Established in 1998, the David L. Fulton Prize for Orchestral Excellence is presented to outstanding undergraduate or graduate student stringed-instrument players in the University Symphony Orchestra. It is awarded each year to University of Chicago students who have been members of the University Symphony for at least one full season, and who have consistently demonstrated the highest level of musical accomplishment on their instrument, as well as an extraordinary commitment to the Orchestra, during that tenure.
George Pomar, violin, grew up in Potomac, Maryland and started violin at the age of 5 with the Suzuki Method at the Levine School of Music. At age 9, George moved to Moscow, where he continued violin at a local Russian music school. A highlight of this experience was playing in Tchaikovsky Hall with a youth orchestra to commemorate Victory Day. At age 14, George moved to London where he continued his violin studies in high school. In his last two years of high school, George attended the Royal Academy of Music Junior Program, where he had the opportunity to play with many up-and-coming musicians such as Sheku Mason who has since become a professional cellist. For the past 4 years, George has been with the UChicago Symphony Orchestra and has had the honor of serving as co-concertmaster in the 2019-2020 academic year. Following graduation, George will be pursuing a Master’s Degree in Computer Science at Cornell Tech where he hopes to gain the skills to pursue a career in computer security.
Jiawen "Frank" Song, violin, is a fourth-year Music major originally from Ningbo, Zhejiang Province, China. He started playing the violin at the age of four under the instruction of Professor Dong Lili of Ningbo University College of Music. He served as the concertmaster of Ningbo Xiaoshi High School Orchestra for four years, during which he developed a strong interest in conducting. Since coming to the University of Chicago, Frank has performed with the University Symphony Orchestra for four years and participated actively in the Chamber Music Program. He took conducting lessons with Barbara Schubert and kept his involvement with the Xiaoshi High School Orchestra. After graduation, Frank plans on pursuing further study in orchestral conducting with the hope of becoming a professional conductor.
Renee Wherle, violin, is a fourth-year undergraduate majoring in English Language and Literature and Creative Writing. She has studied violin for 16 years and has been a member of the USO for four years. She is so grateful to the Department of Music for creating opportunities to share music with the campus community.
Doris L. Taub Award for Exceptional Leadership in a Choral Ensemble
The Choral Award is presented to graduating fourth-year students who have demonstrated exceptional leadership as part of the University’s choral ensembles. This includes volunteer dedication as well as being a role model for their peers. The Choral Award is made possible by the Doris L. Taub Memorial Fund.

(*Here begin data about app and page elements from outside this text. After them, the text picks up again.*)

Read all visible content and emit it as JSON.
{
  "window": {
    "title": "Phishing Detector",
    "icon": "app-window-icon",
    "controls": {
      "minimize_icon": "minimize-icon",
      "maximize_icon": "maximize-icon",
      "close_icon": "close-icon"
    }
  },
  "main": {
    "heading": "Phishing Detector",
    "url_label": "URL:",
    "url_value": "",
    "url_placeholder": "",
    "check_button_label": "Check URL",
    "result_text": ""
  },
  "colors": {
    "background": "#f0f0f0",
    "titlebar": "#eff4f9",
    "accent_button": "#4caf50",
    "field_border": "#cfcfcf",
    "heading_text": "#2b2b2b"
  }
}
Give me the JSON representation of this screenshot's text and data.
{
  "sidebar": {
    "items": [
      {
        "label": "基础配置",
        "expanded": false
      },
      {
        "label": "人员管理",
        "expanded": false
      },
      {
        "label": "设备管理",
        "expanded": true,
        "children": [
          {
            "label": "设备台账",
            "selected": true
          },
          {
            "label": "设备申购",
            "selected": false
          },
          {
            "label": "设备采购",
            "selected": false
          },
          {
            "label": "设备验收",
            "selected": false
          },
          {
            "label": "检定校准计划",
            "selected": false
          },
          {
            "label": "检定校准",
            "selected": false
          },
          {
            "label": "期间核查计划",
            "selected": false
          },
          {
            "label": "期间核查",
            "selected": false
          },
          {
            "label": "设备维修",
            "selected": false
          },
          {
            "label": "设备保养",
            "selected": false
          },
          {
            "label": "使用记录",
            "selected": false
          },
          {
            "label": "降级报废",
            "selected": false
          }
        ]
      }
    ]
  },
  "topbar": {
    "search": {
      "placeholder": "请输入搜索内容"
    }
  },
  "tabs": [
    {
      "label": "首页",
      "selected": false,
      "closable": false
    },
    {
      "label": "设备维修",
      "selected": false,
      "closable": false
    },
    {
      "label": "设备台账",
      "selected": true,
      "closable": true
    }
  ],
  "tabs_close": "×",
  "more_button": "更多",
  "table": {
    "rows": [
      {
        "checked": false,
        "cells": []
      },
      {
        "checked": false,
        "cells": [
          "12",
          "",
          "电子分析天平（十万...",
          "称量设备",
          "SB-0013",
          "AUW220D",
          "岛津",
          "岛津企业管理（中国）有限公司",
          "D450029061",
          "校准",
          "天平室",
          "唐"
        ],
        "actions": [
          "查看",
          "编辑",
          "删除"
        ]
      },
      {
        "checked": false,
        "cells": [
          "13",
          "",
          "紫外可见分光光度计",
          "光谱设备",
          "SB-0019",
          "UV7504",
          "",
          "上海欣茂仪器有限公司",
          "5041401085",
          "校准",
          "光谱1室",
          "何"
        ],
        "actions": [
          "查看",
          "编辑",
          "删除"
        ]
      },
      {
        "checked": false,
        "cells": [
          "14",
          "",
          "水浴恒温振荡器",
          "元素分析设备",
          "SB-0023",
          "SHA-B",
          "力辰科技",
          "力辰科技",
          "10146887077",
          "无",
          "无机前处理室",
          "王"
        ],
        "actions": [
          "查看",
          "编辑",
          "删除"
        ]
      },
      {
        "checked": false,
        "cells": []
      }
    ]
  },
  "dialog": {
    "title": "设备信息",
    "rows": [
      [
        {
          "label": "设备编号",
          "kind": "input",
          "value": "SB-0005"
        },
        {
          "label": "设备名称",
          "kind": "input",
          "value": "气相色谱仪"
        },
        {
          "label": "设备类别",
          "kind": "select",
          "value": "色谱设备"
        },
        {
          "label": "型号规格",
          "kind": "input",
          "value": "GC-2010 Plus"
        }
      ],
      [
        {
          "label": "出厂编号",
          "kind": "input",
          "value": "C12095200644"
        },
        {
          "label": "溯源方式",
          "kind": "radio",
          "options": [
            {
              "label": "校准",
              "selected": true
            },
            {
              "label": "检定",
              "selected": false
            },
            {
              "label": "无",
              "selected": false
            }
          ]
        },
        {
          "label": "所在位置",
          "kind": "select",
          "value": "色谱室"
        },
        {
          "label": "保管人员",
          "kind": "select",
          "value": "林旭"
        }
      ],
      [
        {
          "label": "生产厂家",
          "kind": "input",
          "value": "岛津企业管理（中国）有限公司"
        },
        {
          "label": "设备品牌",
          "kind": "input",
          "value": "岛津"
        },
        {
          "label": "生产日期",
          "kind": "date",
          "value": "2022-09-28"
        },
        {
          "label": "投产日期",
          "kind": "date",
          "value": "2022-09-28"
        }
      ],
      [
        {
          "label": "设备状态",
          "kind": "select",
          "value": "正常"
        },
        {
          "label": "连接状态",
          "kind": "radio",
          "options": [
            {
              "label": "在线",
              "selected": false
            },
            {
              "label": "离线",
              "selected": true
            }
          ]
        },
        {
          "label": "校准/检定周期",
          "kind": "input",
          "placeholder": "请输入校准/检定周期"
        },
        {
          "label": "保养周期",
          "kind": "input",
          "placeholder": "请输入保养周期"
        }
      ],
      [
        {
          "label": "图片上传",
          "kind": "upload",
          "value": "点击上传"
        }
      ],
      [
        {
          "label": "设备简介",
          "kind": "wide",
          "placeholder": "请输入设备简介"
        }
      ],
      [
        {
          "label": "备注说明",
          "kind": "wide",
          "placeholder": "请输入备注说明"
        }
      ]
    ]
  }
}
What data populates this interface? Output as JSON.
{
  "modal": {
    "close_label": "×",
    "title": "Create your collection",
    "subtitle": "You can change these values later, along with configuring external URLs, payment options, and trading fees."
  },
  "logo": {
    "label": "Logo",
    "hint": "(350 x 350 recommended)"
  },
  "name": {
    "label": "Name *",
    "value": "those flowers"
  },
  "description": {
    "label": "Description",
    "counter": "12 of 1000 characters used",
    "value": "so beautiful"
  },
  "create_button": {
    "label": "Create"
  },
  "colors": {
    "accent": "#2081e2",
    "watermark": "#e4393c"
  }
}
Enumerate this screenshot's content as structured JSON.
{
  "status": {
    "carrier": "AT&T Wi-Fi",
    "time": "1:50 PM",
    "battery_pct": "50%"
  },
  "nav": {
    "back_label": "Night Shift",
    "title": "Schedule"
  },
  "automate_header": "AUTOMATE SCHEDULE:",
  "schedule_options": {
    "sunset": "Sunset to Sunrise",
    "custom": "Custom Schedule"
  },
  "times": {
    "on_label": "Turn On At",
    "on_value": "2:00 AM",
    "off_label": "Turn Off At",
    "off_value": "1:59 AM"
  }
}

Maya Osman-Krinsky (they/them/theirs) just graduated from the College with majors in Linguistics and Global Studies and a minor in Creative Writing. They have been singing in the University Chorus and Women's Ensemble with Mollie Stone since their first year and sang with the Young People's Chorus of New York City before coming to college. Maya plans to move back to New York City after graduation to begin their Masters of Public Health at Columbia University and hopes to find a musical community to continue singing with. When they're not in chorus rehearsals, you can find Maya rock climbing, running a micro-bakery out of their apartment, or playing the drums on household objects.
Zoe Strong grew up in Chicago and has been singing in choirs for a long time! She first met the wonderful Mollie Stone when she sang in the Chicago Children’s Choir, so when she started school at UChicago, she knew she would sing in Mollie’s University Chorus and Women’s Ensemble. Zoe is graduating with a degree in Public Policy and minors in Biology and Chemistry. She hopes to be a doctor someday and thinks she wants to focus on reproductive healthcare. After graduation, she will be moving to NYC to work in a fertility clinic and plans to join a choir in the City with her friend Maya!